The mouth of the Mississippi River is a long way from where Bassmaster Classic anglers will launch, but those who make the run should find winning stringers waiting for them.
The vast wild region that extends some 250 miles in all directions from West Yellowstone, Mont., is home to snow-capped mountains, rolling ridges and valleys draped with towering trees and golden meadows, high desert plains with stark buttes that shoot into the sky, geysers, waterfalls and the widest variety of flora and fauna found in North America.
But for fly fishermen, the “Golden Ring” is most famous for the innumerable trout-filled rivers that run through it. Clear, sparkling waters that have earned it a reputation as a dry-fly mecca.
It’s not just the number of rivers, but their outstanding productivity. This geologically active area enriches runoff with calcium and other minerals that result in waters teeming with life. The numbers of trout species are phenomenal; many rivers hold in excess of 5,000 catchable fish per mile! And that doesn’t even include all those whitefish that natives consider a trash fish simply because they don’t jump when hooked.
If the scenario of so many rivers and so many trout — and big ones at that — seems too good to be true, well….it is. The catch is that these rivers also contain a wide variety of aquatic food organisms, especially aquatic insects by the ton. To be successful, the fly angler must not only match the hatch and make a drift-free presentation, he must also hope the fish still has an apetite after smacking at the all-you-can-eat buffet.
To watch a large rainbow snatch your fly off the surface, then peel line and backing off your reel, complete with aerial acrobatics, is — to quote one well-known fly angler — “better than sex.”
As a young boy, I was enchanted by the stories and photos my grandfather brought back from his visits to Yellowstone National Park, including his fishing lore.
My first trip came the year after our local fly fishing club formed in 1987. One of our members with vast experience out west shared with me his knowledge, and a video entitled “The Golden Ring” by Gordon Eastman. Every night that video was watched, prompting our family to extend itself and make our first trip ever to Big Sky Country.
It was more spectacular than any video or photographs could portray. As for the fishing, it was addictive. Since then, my boys and I, and on occasion, the family, have made it an annual excursion.
For years, most of our fishing was confined to the so-called “blue ribbon” waters — the Madison, Big Hole, Yellowstone, Henry’s Fork, Gallatin — to name a few. These rivers have a reputation to be over-fished, if your definition of over-fished means having a couple of anglers per mile of water. Still, there are some folks really spoiled by the idea of spending a day on the stream with the only other occupants being perhaps an elk, antelope, moose or deer.
There are abundant small rivers that fit this bill. They lack the reputation for big fish, but have adequate numbers to keep a fly angler satisfied.

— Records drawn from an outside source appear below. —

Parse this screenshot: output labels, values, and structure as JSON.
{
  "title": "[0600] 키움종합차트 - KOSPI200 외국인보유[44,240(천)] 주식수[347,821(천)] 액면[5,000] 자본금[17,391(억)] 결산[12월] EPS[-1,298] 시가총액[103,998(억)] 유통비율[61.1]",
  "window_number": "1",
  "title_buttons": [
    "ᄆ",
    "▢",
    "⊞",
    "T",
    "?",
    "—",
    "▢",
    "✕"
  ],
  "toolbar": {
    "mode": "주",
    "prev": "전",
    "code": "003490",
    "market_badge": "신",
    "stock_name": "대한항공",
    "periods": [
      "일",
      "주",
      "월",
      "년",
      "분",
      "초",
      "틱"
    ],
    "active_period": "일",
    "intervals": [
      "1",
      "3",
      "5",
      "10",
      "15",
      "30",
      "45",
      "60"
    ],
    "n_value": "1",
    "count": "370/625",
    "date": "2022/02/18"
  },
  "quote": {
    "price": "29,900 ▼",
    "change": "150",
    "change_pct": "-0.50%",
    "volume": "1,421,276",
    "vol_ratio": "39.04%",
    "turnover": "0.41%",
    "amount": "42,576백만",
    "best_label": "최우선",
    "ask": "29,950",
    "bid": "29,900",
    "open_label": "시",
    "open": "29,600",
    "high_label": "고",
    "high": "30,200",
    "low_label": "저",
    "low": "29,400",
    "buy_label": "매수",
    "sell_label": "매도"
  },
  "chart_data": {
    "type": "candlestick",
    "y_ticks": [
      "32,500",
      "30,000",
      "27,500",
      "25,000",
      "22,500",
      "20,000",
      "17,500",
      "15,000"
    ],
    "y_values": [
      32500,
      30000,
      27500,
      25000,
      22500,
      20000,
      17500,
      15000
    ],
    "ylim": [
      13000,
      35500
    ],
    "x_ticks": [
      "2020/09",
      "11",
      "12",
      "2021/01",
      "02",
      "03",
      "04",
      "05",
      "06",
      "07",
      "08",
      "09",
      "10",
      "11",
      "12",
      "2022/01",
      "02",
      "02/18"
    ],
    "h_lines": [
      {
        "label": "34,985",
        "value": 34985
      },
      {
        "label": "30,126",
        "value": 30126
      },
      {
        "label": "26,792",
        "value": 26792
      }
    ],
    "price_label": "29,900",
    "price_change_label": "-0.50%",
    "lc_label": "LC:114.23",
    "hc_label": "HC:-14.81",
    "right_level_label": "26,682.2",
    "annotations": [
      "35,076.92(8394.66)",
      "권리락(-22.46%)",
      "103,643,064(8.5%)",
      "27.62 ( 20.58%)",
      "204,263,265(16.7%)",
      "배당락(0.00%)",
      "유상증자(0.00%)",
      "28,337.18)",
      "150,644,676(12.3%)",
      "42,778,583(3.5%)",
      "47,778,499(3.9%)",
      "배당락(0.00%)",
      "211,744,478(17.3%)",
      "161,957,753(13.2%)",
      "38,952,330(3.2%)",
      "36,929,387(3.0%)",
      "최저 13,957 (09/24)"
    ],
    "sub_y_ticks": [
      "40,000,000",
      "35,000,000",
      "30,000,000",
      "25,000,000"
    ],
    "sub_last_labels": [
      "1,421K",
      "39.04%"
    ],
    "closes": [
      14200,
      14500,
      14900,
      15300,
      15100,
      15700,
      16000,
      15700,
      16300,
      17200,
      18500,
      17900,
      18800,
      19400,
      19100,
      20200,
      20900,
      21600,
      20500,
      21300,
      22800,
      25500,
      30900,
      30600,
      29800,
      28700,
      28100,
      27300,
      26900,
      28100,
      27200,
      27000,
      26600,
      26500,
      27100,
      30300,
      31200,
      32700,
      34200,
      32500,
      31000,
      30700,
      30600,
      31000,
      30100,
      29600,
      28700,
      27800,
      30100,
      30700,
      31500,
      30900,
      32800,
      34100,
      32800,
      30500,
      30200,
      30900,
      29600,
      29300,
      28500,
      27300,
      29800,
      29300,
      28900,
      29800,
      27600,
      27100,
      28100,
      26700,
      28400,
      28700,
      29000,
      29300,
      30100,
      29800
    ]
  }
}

The Falls River near Ashton, Idaho, originates on the west side of the Tetons, and flows through a boulder-laden canyon for several miles before tapering out in the high flatlands on the east side of the state. The upper sections are good for browns and rainbows, with stimulator and caddis patterns working well. As this river flows into the Snake River — a world-class cutthroat trout fishery — the number of cutthroats increases substantially. During late summer, a hopper pattern is the ticket.
South of Alpine, Wy., is the Grey River. The Grey is pinched in on both sides by high mountains, leaving it a heavily-bouldered stream. If you guessed “pocket water,” you’re absolutely right. The cutthroats are mostly under 14 inches, but plentiful, and most anxious to take a caddis.
Highway 189 tracks the Hoback River from Bondurant to Junction, Wy., just south of Jackson Hole. The Hoback is a great water to put kids on. The willing cutthroats will sometimes pool up in the many bends, and 50-fish days are not uncommon.
The Little Lost River, northwest of Idaho Falls, Idaho, has a deserving name. It begins in the 10,000-foot peaks of the Targhee National Forest, flows about 45 miles, then disappears into the ground. Its water reemerges as a spring near the Snake River. At first glance, it’s an ugly river, and a tough one on which to catch trout, but the fish are BIG. My son Jacob took his largest rainbow ever, a 27-inch fish, off the Little Lost.
These are just a few and there are many more. I strongly suggest the DeLorme set of topo maps or printing the maps off the web from your computer. The best time to fish Yellowstone and surrounding waters is in August and September.
Flights in September can be pretty cheap; we usually pay about $200 per person round trip from New Orleans to Salt Lake. From Salt Lake, it’s an eight-hour drive to West Yellowstone. Of course, that’s not counting all the many stops you’ll make fishing the rivers you’ll encounter on your way up.